··· Task input

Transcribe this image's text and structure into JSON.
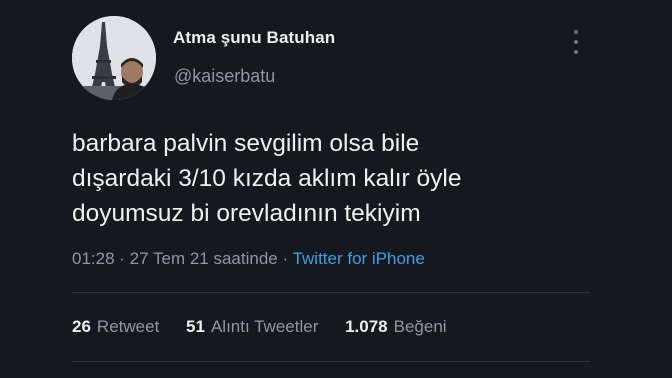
{
  "tweet": {
    "display_name": "Atma şunu Batuhan",
    "username": "@kaiserbatu",
    "text_lines": [
      "barbara palvin sevgilim olsa bile",
      "dışardaki 3/10 kızda aklım kalır öyle",
      "doyumsuz bi orevladının tekiyim"
    ],
    "time": "01:28",
    "separator": "·",
    "date": "27 Tem 21 saatinde",
    "source": "Twitter for iPhone"
  },
  "stats": {
    "retweets_count": "26",
    "retweets_label": "Retweet",
    "quotes_count": "51",
    "quotes_label": "Alıntı Tweetler",
    "likes_count": "1.078",
    "likes_label": "Beğeni"
  },
  "icons": {
    "more": "more-vertical-icon"
  },
  "colors": {
    "background": "#15181d",
    "link": "#3e9ee8",
    "secondary_text": "#8b98a5"
  }
}
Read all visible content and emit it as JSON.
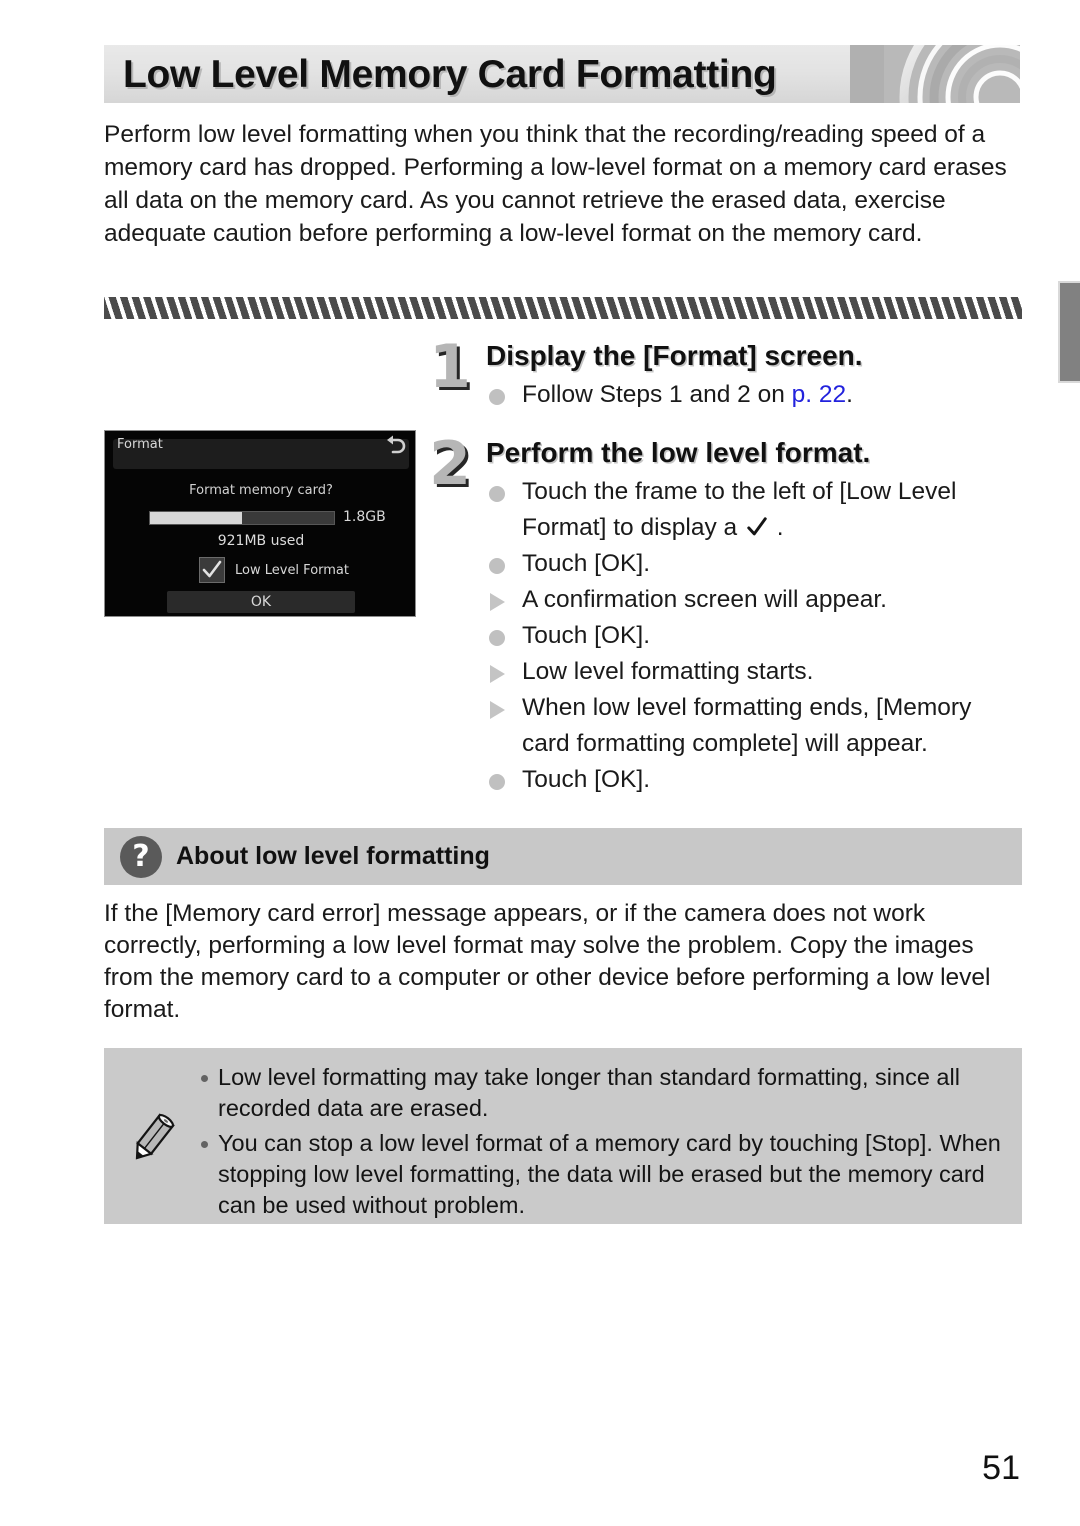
{
  "page": {
    "title": "Low Level Memory Card Formatting",
    "number": "51"
  },
  "intro": "Perform low level formatting when you think that the recording/reading speed of a memory card has dropped. Performing a low-level format on a memory card erases all data on the memory card. As you cannot retrieve the erased data, exercise adequate caution before performing a low-level format on the memory card.",
  "steps": [
    {
      "number": "1",
      "heading": "Display the [Format] screen.",
      "items": [
        {
          "bullet": "circle",
          "text_before": "Follow Steps 1 and 2 on ",
          "link": "p. 22",
          "text_after": "."
        }
      ]
    },
    {
      "number": "2",
      "heading": "Perform the low level format.",
      "items": [
        {
          "bullet": "circle",
          "text_before": "Touch the frame to the left of [Low Level Format] to display a ",
          "icon": "checkmark-icon",
          "text_after": " ."
        },
        {
          "bullet": "circle",
          "text_before": "Touch [OK]."
        },
        {
          "bullet": "triangle",
          "text_before": "A confirmation screen will appear."
        },
        {
          "bullet": "circle",
          "text_before": "Touch [OK]."
        },
        {
          "bullet": "triangle",
          "text_before": "Low level formatting starts."
        },
        {
          "bullet": "triangle",
          "text_before": "When low level formatting ends, [Memory card formatting complete] will appear."
        },
        {
          "bullet": "circle",
          "text_before": "Touch [OK]."
        }
      ]
    }
  ],
  "camera_screen": {
    "title": "Format",
    "back_icon": "return-arrow-icon",
    "question": "Format memory card?",
    "capacity": "1.8GB",
    "used": "921MB used",
    "progress_percent": 50,
    "checkbox_checked": true,
    "checkbox_label": "Low Level Format",
    "ok_button": "OK"
  },
  "about": {
    "icon": "question-mark-icon",
    "title": "About low level formatting",
    "body": "If the [Memory card error] message appears, or if the camera does not work correctly, performing a low level format may solve the problem. Copy the images from the memory card to a computer or other device before performing a low level format."
  },
  "notes": {
    "icon": "pencil-icon",
    "items": [
      "Low level formatting may take longer than standard formatting, since all recorded data are erased.",
      "You can stop a low level format of a memory card by touching [Stop]. When stopping low level formatting, the data will be erased but the memory card can be used without problem."
    ]
  },
  "colors": {
    "link": "#2222dd",
    "header_bg": "#e4e4e4",
    "panel_gray": "#c8c8c8",
    "note_gray": "#cacaca",
    "edge_tab": "#818181"
  }
}
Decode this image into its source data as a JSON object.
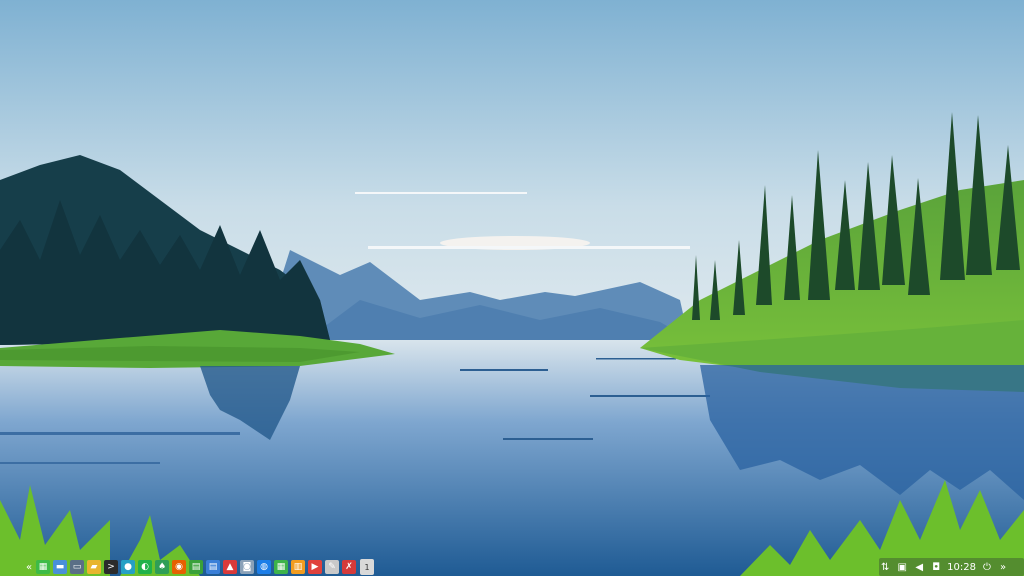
{
  "taskbar": {
    "left_arrow": "«",
    "apps": [
      {
        "name": "spreadsheet-app-icon",
        "color": "#3dbb47",
        "glyph": "▦"
      },
      {
        "name": "folder-app-icon",
        "color": "#4a90d9",
        "glyph": "▬"
      },
      {
        "name": "window-app-icon",
        "color": "#5a6f86",
        "glyph": "▭"
      },
      {
        "name": "files-app-icon",
        "color": "#e8b52e",
        "glyph": "▰"
      },
      {
        "name": "terminal-app-icon",
        "color": "#2b2b2b",
        "glyph": ">"
      },
      {
        "name": "network-app-icon",
        "color": "#25a0c5",
        "glyph": "●"
      },
      {
        "name": "whatsapp-app-icon",
        "color": "#20b24a",
        "glyph": "◐"
      },
      {
        "name": "cards-app-icon",
        "color": "#2f9e57",
        "glyph": "♠"
      },
      {
        "name": "firefox-app-icon",
        "color": "#e66000",
        "glyph": "◉"
      },
      {
        "name": "document-app-icon",
        "color": "#3aa13a",
        "glyph": "▤"
      },
      {
        "name": "writer-app-icon",
        "color": "#3a7fd8",
        "glyph": "▤"
      },
      {
        "name": "pdf-app-icon",
        "color": "#d93a3a",
        "glyph": "▲"
      },
      {
        "name": "archive-app-icon",
        "color": "#8aa1b8",
        "glyph": "◙"
      },
      {
        "name": "browser-app-icon",
        "color": "#1c7ee8",
        "glyph": "◍"
      },
      {
        "name": "calc-app-icon",
        "color": "#3db34a",
        "glyph": "▦"
      },
      {
        "name": "impress-app-icon",
        "color": "#f29c1f",
        "glyph": "▥"
      },
      {
        "name": "media-app-icon",
        "color": "#e0413c",
        "glyph": "▶"
      },
      {
        "name": "editor-app-icon",
        "color": "#c9c9c9",
        "glyph": "✎"
      },
      {
        "name": "tools-app-icon",
        "color": "#d53a3a",
        "glyph": "✗"
      }
    ],
    "workspace_label": "1",
    "tray": {
      "network_glyph": "⇅",
      "display_glyph": "▣",
      "volume_glyph": "◀",
      "screenshot_glyph": "◘",
      "clock": "10:28",
      "power_glyph": "⏻",
      "right_arrow": "»"
    }
  }
}
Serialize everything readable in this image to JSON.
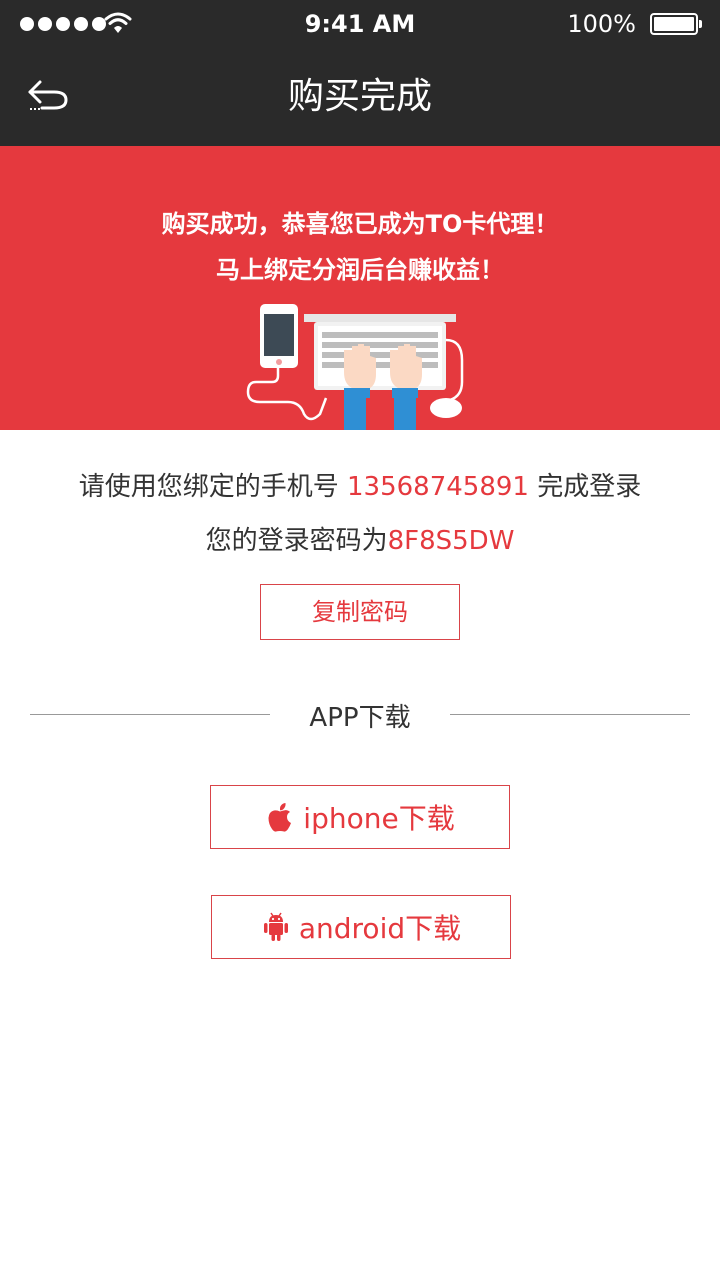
{
  "status_bar": {
    "time": "9:41 AM",
    "battery": "100%"
  },
  "nav": {
    "title": "购买完成"
  },
  "banner": {
    "line1": "购买成功，恭喜您已成为TO卡代理！",
    "line2": "马上绑定分润后台赚收益！"
  },
  "info": {
    "phone_prefix": "请使用您绑定的手机号 ",
    "phone": "13568745891",
    "phone_suffix": " 完成登录",
    "password_prefix": "您的登录密码为",
    "password": "8F8S5DW"
  },
  "copy_button": {
    "label": "复制密码"
  },
  "download": {
    "title": "APP下载",
    "iphone_label": "iphone下载",
    "android_label": "android下载"
  },
  "colors": {
    "accent": "#e5393e",
    "bar": "#2a2a2a"
  },
  "icons": {
    "back": "back-arrow-icon",
    "apple": "apple-icon",
    "android": "android-icon"
  }
}
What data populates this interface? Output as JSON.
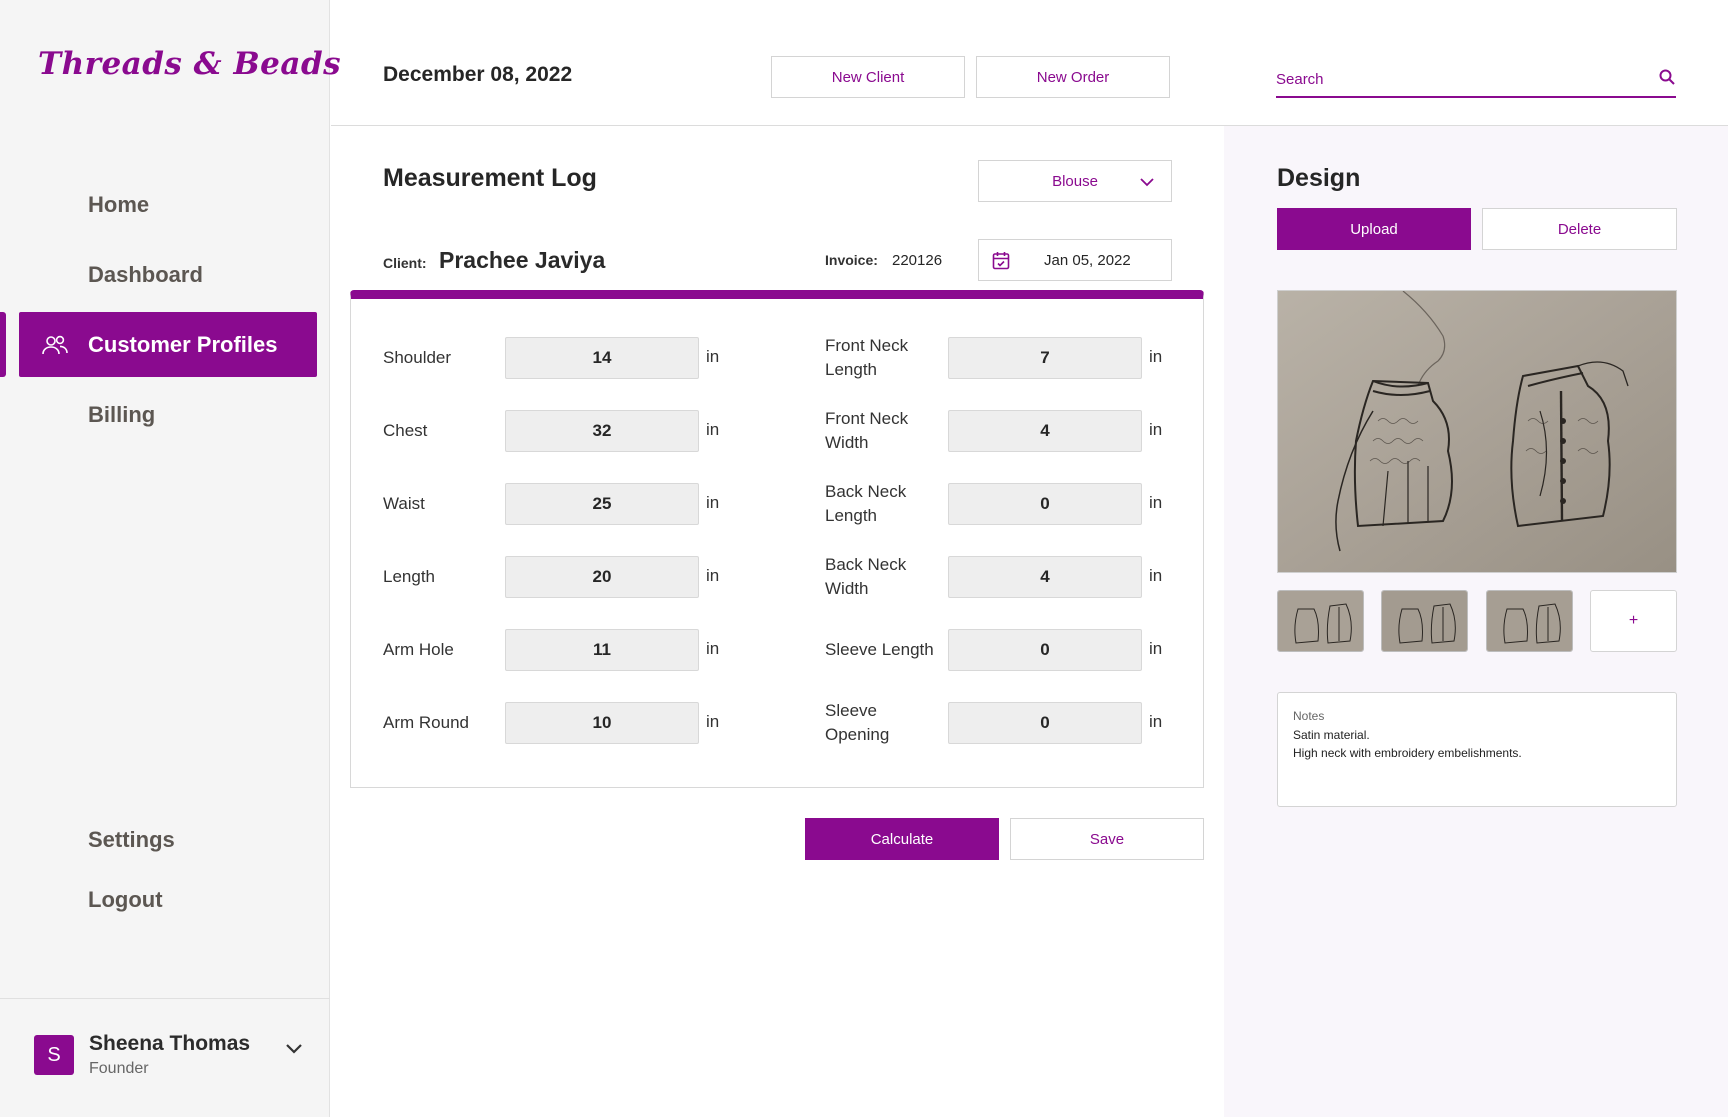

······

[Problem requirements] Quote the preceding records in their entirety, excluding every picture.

[Solution to this exercise]
Transcribe this image's text and structure into JSON.
{
  "tweet": {
    "display_name": "Atma şunu Batuhan",
    "username": "@kaiserbatu",
    "text_lines": [
      "barbara palvin sevgilim olsa bile",
      "dışardaki 3/10 kızda aklım kalır öyle",
      "doyumsuz bi orevladının tekiyim"
    ],
    "time": "01:28",
    "separator": "·",
    "date": "27 Tem 21 saatinde",
    "source": "Twitter for iPhone"
  },
  "stats": {
    "retweets_count": "26",
    "retweets_label": "Retweet",
    "quotes_count": "51",
    "quotes_label": "Alıntı Tweetler",
    "likes_count": "1.078",
    "likes_label": "Beğeni"
  },
  "icons": {
    "more": "more-vertical-icon"
  },
  "colors": {
    "background": "#15181d",
    "link": "#3e9ee8",
    "secondary_text": "#8b98a5"
  }
}
Read all visible content and emit it as JSON.
{
  "page": {
    "title": "Low Level Memory Card Formatting",
    "number": "51"
  },
  "intro": "Perform low level formatting when you think that the recording/reading speed of a memory card has dropped. Performing a low-level format on a memory card erases all data on the memory card. As you cannot retrieve the erased data, exercise adequate caution before performing a low-level format on the memory card.",
  "steps": [
    {
      "number": "1",
      "heading": "Display the [Format] screen.",
      "items": [
        {
          "bullet": "circle",
          "text_before": "Follow Steps 1 and 2 on ",
          "link": "p. 22",
          "text_after": "."
        }
      ]
    },
    {
      "number": "2",
      "heading": "Perform the low level format.",
      "items": [
        {
          "bullet": "circle",
          "text_before": "Touch the frame to the left of [Low Level Format] to display a ",
          "icon": "checkmark-icon",
          "text_after": " ."
        },
        {
          "bullet": "circle",
          "text_before": "Touch [OK]."
        },
        {
          "bullet": "triangle",
          "text_before": "A confirmation screen will appear."
        },
        {
          "bullet": "circle",
          "text_before": "Touch [OK]."
        },
        {
          "bullet": "triangle",
          "text_before": "Low level formatting starts."
        },
        {
          "bullet": "triangle",
          "text_before": "When low level formatting ends, [Memory card formatting complete] will appear."
        },
        {
          "bullet": "circle",
          "text_before": "Touch [OK]."
        }
      ]
    }
  ],
  "camera_screen": {
    "title": "Format",
    "back_icon": "return-arrow-icon",
    "question": "Format memory card?",
    "capacity": "1.8GB",
    "used": "921MB used",
    "progress_percent": 50,
    "checkbox_checked": true,
    "checkbox_label": "Low Level Format",
    "ok_button": "OK"
  },
  "about": {
    "icon": "question-mark-icon",
    "title": "About low level formatting",
    "body": "If the [Memory card error] message appears, or if the camera does not work correctly, performing a low level format may solve the problem. Copy the images from the memory card to a computer or other device before performing a low level format."
  },
  "notes": {
    "icon": "pencil-icon",
    "items": [
      "Low level formatting may take longer than standard formatting, since all recorded data are erased.",
      "You can stop a low level format of a memory card by touching [Stop]. When stopping low level formatting, the data will be erased but the memory card can be used without problem."
    ]
  },
  "colors": {
    "link": "#2222dd",
    "header_bg": "#e4e4e4",
    "panel_gray": "#c8c8c8",
    "note_gray": "#cacaca",
    "edge_tab": "#818181"
  }
}
Decode this image into its source data as a JSON object.
{
  "taskbar": {
    "left_arrow": "«",
    "apps": [
      {
        "name": "spreadsheet-app-icon",
        "color": "#3dbb47",
        "glyph": "▦"
      },
      {
        "name": "folder-app-icon",
        "color": "#4a90d9",
        "glyph": "▬"
      },
      {
        "name": "window-app-icon",
        "color": "#5a6f86",
        "glyph": "▭"
      },
      {
        "name": "files-app-icon",
        "color": "#e8b52e",
        "glyph": "▰"
      },
      {
        "name": "terminal-app-icon",
        "color": "#2b2b2b",
        "glyph": ">"
      },
      {
        "name": "network-app-icon",
        "color": "#25a0c5",
        "glyph": "●"
      },
      {
        "name": "whatsapp-app-icon",
        "color": "#20b24a",
        "glyph": "◐"
      },
      {
        "name": "cards-app-icon",
        "color": "#2f9e57",
        "glyph": "♠"
      },
      {
        "name": "firefox-app-icon",
        "color": "#e66000",
        "glyph": "◉"
      },
      {
        "name": "document-app-icon",
        "color": "#3aa13a",
        "glyph": "▤"
      },
      {
        "name": "writer-app-icon",
        "color": "#3a7fd8",
        "glyph": "▤"
      },
      {
        "name": "pdf-app-icon",
        "color": "#d93a3a",
        "glyph": "▲"
      },
      {
        "name": "archive-app-icon",
        "color": "#8aa1b8",
        "glyph": "◙"
      },
      {
        "name": "browser-app-icon",
        "color": "#1c7ee8",
        "glyph": "◍"
      },
      {
        "name": "calc-app-icon",
        "color": "#3db34a",
        "glyph": "▦"
      },
      {
        "name": "impress-app-icon",
        "color": "#f29c1f",
        "glyph": "▥"
      },
      {
        "name": "media-app-icon",
        "color": "#e0413c",
        "glyph": "▶"
      },
      {
        "name": "editor-app-icon",
        "color": "#c9c9c9",
        "glyph": "✎"
      },
      {
        "name": "tools-app-icon",
        "color": "#d53a3a",
        "glyph": "✗"
      }
    ],
    "workspace_label": "1",
    "tray": {
      "network_glyph": "⇅",
      "display_glyph": "▣",
      "volume_glyph": "◀",
      "screenshot_glyph": "◘",
      "clock": "10:28",
      "power_glyph": "⏻",
      "right_arrow": "»"
    }
  }
}
Serialize everything readable in this image to JSON.
{
  "status_bar": {
    "time": "9:41 AM",
    "battery": "100%"
  },
  "nav": {
    "title": "购买完成"
  },
  "banner": {
    "line1": "购买成功，恭喜您已成为TO卡代理！",
    "line2": "马上绑定分润后台赚收益！"
  },
  "info": {
    "phone_prefix": "请使用您绑定的手机号 ",
    "phone": "13568745891",
    "phone_suffix": " 完成登录",
    "password_prefix": "您的登录密码为",
    "password": "8F8S5DW"
  },
  "copy_button": {
    "label": "复制密码"
  },
  "download": {
    "title": "APP下载",
    "iphone_label": "iphone下载",
    "android_label": "android下载"
  },
  "colors": {
    "accent": "#e5393e",
    "bar": "#2a2a2a"
  },
  "icons": {
    "back": "back-arrow-icon",
    "apple": "apple-icon",
    "android": "android-icon"
  }
}
What data populates this interface? Output as JSON.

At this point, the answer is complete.